Dataset rows for apps and sites
.....

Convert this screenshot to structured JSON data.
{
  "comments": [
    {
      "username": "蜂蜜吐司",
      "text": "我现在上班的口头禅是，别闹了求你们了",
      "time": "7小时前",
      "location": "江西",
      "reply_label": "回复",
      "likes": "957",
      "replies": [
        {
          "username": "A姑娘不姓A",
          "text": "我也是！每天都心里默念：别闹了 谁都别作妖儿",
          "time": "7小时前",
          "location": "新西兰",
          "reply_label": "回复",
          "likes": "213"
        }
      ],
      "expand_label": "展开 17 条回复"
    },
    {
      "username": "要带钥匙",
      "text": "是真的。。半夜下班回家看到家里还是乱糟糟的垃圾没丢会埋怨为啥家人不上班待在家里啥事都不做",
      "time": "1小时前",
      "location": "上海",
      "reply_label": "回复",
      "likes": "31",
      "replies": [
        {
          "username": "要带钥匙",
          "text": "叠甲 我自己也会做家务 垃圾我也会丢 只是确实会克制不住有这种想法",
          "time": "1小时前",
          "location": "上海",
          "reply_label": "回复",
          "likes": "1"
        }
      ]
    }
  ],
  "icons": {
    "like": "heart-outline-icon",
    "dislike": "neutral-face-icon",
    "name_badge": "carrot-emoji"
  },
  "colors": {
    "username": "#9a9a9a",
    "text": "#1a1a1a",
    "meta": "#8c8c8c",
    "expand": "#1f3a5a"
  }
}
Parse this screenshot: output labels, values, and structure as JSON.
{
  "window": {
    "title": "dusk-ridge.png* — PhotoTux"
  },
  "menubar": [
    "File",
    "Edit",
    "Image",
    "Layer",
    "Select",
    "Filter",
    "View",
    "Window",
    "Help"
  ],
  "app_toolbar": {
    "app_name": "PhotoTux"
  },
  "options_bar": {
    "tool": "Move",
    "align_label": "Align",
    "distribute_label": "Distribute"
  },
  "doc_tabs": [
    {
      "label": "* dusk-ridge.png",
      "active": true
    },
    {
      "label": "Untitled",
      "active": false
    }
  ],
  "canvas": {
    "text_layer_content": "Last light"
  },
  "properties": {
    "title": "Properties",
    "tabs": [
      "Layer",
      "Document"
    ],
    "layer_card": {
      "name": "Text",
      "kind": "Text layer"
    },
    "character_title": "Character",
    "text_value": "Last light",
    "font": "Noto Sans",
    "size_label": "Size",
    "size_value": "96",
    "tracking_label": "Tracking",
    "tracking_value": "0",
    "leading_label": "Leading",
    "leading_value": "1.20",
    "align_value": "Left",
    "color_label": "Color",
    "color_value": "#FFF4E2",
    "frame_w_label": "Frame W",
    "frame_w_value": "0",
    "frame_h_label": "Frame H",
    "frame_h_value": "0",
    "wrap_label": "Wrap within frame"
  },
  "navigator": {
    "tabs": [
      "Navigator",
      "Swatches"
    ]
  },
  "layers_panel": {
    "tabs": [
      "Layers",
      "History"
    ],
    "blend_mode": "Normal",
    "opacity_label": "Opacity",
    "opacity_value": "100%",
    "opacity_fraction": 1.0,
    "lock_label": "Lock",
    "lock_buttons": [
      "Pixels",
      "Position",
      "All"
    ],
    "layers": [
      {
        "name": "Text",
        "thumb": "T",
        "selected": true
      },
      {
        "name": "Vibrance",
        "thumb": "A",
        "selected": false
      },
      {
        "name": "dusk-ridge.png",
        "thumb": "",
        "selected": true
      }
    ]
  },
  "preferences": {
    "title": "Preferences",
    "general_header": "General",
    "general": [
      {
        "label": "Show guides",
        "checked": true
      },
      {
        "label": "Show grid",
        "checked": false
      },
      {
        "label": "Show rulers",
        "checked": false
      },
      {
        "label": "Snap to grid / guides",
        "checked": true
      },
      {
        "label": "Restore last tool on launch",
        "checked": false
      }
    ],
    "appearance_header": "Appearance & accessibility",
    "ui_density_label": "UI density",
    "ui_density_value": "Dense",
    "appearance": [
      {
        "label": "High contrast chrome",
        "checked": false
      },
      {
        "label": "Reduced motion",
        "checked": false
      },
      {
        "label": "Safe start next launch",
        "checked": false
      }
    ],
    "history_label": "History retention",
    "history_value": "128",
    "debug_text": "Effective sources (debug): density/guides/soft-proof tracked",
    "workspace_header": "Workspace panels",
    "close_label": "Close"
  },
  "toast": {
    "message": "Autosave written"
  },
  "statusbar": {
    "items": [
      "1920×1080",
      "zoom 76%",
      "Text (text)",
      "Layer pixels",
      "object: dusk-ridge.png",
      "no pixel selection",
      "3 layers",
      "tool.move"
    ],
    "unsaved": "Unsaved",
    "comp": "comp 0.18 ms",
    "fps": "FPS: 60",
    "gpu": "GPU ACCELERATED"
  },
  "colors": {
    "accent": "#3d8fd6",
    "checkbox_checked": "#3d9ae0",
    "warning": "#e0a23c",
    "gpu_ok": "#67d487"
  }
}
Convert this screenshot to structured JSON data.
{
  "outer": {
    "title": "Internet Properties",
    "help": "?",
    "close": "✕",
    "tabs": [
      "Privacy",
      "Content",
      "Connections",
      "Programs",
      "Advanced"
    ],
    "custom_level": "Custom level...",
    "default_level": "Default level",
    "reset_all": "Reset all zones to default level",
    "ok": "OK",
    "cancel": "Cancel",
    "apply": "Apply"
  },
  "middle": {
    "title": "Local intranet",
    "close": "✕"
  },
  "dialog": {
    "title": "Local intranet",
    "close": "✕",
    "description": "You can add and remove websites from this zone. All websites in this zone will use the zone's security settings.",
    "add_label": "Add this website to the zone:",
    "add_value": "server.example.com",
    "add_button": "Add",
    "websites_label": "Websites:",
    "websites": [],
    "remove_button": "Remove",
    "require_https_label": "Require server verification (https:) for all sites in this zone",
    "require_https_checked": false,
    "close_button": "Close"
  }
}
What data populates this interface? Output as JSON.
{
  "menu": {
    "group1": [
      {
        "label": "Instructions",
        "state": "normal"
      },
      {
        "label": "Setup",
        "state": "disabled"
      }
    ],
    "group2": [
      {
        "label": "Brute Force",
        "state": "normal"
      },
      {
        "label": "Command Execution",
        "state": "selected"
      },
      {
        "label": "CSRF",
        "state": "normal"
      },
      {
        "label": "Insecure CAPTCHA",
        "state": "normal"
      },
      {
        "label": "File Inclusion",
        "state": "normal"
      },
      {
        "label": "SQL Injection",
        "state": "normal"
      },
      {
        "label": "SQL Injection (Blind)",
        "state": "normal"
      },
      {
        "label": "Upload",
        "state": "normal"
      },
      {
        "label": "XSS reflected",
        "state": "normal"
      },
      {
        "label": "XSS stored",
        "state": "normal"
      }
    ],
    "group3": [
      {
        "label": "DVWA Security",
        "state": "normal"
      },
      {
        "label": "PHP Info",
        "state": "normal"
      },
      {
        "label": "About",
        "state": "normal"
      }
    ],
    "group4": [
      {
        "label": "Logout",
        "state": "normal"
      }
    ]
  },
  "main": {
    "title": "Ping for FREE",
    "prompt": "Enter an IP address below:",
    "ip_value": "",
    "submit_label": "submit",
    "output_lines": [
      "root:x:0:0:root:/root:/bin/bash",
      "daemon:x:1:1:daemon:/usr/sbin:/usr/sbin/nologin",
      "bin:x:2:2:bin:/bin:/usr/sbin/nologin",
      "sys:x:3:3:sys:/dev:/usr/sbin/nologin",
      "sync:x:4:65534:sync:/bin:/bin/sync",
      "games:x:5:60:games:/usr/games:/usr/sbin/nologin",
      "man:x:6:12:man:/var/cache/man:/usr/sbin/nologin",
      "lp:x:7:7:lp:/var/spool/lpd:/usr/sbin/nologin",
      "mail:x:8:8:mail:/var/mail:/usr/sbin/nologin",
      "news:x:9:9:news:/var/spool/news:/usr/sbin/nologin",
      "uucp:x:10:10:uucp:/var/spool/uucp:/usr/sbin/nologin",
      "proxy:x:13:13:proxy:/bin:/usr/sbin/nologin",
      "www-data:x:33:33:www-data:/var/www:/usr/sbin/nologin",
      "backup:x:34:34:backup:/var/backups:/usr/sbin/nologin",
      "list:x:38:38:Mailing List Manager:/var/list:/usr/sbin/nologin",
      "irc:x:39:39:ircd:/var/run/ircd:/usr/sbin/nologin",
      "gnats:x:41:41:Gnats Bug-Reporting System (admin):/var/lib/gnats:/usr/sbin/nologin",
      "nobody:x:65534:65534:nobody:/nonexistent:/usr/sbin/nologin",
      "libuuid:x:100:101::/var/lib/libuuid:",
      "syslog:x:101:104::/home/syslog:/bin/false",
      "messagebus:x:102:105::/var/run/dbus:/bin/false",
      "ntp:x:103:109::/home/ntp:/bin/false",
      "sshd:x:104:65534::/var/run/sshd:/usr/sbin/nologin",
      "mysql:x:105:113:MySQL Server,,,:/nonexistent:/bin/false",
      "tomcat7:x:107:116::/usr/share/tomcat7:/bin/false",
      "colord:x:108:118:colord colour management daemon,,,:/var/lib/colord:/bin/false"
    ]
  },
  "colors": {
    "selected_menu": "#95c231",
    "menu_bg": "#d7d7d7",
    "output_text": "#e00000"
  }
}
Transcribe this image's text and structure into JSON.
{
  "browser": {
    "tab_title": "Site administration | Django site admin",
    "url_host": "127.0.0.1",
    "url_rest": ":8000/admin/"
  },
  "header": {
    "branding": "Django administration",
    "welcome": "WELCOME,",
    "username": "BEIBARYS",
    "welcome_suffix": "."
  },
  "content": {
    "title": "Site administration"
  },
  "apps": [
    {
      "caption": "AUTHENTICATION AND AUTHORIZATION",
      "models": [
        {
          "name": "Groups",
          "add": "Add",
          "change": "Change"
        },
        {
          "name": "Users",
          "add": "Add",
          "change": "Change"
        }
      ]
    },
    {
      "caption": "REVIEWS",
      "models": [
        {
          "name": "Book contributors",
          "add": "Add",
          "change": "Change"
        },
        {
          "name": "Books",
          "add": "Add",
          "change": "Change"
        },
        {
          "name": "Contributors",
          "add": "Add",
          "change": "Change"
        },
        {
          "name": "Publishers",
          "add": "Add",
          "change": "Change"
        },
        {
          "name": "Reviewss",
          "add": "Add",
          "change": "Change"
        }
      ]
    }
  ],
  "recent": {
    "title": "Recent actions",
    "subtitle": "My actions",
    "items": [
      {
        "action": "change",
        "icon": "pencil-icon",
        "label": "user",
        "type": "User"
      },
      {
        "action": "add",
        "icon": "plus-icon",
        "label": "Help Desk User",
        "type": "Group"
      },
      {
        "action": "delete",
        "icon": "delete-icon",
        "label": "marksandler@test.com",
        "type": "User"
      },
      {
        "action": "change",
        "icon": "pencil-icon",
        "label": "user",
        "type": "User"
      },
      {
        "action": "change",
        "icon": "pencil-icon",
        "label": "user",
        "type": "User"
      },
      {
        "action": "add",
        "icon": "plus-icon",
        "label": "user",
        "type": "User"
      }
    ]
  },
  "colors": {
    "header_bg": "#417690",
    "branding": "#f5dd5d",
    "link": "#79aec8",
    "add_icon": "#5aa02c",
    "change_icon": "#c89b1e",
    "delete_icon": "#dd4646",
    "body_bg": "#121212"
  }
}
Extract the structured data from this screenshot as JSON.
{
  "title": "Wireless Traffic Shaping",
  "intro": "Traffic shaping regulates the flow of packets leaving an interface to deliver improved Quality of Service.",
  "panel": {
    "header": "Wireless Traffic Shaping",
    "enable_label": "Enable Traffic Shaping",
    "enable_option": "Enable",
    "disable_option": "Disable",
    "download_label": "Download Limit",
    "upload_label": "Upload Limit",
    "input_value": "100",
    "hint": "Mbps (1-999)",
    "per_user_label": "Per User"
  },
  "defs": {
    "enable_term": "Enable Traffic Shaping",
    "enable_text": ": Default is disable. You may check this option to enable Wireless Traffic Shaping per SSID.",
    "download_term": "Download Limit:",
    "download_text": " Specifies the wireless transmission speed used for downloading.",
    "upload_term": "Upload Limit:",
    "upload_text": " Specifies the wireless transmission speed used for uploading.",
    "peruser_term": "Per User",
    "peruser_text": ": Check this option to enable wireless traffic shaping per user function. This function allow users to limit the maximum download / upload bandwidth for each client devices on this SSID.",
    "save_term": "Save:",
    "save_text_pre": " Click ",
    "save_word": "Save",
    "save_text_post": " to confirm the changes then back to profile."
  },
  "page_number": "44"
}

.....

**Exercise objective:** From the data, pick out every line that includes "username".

**Reply:**
      "username": "蜂蜜吐司",
          "username": "A姑娘不姓A",
      "username": "要带钥匙",
          "username": "要带钥匙",
    "username": "#9a9a9a",
    "username": "BEIBARYS",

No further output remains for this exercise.